It’s usually a good move to ask people to think about the kind of future they’d want for the world, rather than starting from the present we have. Starting from higher-level questions about what kind of place do we want to be, what values do we want to uphold, often leads people to think in more progressive terms.
While this pandemic is undoubtedly a moment of destruction and pain, it does offer us some space to think in these terms. With so much upheaval, we don’t have to go full steam ahead back to the world we had before. We can pause and reflect, and ask ourselves what kind of post-pandemic world do we want to build?
The lockdown has also showed us just how changeable the world is. It’s showed us what our cities look like with less air pollution, showed us a glimpse of a much more redistributive government than we’ve been told is possible, showed that we can pause mortgage payments and evictions.
How should we talk about this to encourage this positive reflection and interrogation of the way things were before? Firstly, we must resist the urge to romanticise our old ‘normal’ – while there’s understandably much that we might miss, there’s also plenty about how the world was and is that left us vulnerable to a pandemic in the first place, and made many people’s lives incredibly hard.

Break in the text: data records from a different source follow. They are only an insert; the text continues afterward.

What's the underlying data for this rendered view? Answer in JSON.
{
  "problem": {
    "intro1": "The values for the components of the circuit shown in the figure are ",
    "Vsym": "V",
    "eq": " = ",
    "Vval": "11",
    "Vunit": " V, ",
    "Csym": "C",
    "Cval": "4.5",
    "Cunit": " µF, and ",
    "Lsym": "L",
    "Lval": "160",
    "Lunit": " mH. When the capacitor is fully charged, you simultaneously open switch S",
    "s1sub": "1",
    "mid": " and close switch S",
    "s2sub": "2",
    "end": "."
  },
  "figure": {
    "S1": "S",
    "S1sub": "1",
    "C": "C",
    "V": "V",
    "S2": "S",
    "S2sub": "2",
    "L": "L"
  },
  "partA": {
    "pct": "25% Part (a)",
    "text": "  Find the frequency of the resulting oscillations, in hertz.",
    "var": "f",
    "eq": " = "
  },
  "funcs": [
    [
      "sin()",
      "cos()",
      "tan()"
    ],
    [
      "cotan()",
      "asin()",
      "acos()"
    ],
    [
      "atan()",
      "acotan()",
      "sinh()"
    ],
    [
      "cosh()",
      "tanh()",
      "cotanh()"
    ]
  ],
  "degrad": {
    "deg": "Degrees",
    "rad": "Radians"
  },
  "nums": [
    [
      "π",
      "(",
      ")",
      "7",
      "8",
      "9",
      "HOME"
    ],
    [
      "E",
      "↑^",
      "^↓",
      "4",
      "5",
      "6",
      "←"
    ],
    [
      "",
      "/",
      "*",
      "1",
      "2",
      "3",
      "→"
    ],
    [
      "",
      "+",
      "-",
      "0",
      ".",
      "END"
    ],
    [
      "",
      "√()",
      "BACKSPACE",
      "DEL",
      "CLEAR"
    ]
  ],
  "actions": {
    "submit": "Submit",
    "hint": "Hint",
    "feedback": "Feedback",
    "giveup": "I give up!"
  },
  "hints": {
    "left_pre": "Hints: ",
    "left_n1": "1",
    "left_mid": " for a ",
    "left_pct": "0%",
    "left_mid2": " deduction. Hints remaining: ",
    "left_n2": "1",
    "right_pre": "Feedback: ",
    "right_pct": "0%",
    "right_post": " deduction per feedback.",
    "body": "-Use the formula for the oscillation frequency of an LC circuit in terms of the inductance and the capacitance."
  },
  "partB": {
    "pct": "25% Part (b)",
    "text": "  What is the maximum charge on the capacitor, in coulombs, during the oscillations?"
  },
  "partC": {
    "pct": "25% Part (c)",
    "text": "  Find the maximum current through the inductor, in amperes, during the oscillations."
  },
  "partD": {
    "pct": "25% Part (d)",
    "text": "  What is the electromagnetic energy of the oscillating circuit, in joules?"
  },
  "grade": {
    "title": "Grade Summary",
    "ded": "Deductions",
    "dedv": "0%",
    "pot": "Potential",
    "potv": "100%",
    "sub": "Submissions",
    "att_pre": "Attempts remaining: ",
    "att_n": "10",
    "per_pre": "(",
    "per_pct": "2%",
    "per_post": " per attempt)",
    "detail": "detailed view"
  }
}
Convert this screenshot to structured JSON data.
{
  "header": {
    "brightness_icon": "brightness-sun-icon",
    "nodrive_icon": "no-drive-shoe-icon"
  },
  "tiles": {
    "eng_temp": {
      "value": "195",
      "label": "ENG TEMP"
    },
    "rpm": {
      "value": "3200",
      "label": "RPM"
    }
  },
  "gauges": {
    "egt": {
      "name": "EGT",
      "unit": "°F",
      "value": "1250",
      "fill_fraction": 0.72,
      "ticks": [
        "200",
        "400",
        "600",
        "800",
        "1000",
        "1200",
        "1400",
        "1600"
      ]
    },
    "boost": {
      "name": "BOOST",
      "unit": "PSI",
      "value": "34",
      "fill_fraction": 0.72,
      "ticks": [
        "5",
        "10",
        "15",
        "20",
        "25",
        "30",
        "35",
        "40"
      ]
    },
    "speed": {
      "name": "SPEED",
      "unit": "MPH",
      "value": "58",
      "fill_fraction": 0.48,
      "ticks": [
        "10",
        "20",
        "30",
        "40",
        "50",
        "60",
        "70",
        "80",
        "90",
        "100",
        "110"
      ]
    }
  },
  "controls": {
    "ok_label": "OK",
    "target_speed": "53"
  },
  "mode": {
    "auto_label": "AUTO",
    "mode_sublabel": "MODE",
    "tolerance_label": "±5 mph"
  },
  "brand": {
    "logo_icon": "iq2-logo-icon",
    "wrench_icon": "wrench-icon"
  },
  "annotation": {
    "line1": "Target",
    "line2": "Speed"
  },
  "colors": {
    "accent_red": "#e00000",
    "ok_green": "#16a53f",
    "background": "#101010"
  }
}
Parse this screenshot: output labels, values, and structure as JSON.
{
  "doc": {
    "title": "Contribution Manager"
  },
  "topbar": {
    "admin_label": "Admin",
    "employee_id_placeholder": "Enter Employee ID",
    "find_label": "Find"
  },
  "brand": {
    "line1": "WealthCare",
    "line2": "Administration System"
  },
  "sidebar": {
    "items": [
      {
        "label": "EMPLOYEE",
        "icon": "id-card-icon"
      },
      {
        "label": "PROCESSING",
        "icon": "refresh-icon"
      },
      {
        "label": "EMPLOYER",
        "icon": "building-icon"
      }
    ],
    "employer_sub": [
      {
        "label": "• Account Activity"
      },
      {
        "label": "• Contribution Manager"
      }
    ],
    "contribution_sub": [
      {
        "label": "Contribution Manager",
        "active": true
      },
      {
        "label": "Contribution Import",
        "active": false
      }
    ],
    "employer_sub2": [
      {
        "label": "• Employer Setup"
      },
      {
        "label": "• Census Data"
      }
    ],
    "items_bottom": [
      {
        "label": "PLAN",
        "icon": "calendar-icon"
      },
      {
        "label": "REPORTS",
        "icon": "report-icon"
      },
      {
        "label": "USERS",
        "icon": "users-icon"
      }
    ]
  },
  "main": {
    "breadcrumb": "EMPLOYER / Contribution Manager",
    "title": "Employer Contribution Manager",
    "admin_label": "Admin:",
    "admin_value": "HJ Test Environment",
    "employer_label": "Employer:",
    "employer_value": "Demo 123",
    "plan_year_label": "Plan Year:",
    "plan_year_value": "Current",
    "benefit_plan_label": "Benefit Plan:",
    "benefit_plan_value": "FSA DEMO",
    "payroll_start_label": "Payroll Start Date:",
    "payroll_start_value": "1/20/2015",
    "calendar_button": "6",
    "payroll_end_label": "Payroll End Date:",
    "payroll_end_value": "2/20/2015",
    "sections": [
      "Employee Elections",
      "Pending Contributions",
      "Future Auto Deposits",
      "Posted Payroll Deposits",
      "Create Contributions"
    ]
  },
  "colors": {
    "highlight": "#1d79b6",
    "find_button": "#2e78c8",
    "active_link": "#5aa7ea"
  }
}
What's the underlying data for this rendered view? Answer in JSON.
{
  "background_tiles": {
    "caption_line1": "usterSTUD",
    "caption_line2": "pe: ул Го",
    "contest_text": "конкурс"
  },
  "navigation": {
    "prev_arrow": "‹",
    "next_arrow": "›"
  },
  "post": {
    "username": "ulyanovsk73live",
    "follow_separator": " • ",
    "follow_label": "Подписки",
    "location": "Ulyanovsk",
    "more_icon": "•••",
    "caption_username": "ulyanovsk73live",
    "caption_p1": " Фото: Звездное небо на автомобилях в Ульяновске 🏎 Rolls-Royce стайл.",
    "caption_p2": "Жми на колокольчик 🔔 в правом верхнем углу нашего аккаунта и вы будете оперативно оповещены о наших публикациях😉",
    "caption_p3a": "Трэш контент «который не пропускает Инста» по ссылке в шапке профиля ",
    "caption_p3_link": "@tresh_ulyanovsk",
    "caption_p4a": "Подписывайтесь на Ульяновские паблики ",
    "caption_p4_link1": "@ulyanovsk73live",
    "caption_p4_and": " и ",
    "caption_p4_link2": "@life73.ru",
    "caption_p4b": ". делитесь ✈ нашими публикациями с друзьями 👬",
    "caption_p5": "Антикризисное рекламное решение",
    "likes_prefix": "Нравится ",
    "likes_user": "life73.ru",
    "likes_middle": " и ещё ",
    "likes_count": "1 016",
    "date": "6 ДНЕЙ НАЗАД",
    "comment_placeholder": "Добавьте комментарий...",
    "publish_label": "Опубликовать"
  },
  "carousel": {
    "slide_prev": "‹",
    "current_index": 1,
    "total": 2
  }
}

Looking at the past through rose-tinted glasses in this way risks making people passive – instead, we want people to be engaged and thoughtful.
We should emphasise how changeable the world has revealed itself to be, to show that we have more options than a straightforward ‘back to normal’. Metaphors like ‘build back better’ help do this – ‘build’ implies intent and hard work, and better reminds us that we don’t have to settle for the same world we had before.
While we acknowledge the pain and destruction that so many of us are living through in this moment, we can build a better world after the immediate crisis has passed. We must shout this truth loudly.
Don’t romanticise the way the world was before the pandemic hit.
Do prompt people to be thoughtful about how they would like the world to be, and emphasise the agency that we have right now to make it happen.
We’ll continue to update this resource as new frames emerge and develop, and as new research is released.
We’ve been collecting recommendations and evidence from our networks on what’s needed for a compassionate, comprehensive response to Covid-19. Read more at our Covid-19 resource hub.
What is strategic communications, and how does it teach us to communicate better about structural equality? See our Talking about Equality guide (pdf).
Equally Ours has trained more than 300 organisations to create messages that change hearts and minds. Find out more about our strategic communications training here.
Thank you to the organisations and practitioners whose research and guidance informed our recommendations: PIRC, NEON, Uplift, ASO Communications, Frameworks Institute, Opportunity Agenda, Kirsty McNeil, Brigitte Nerlich, The Common Cause Foundation, and more.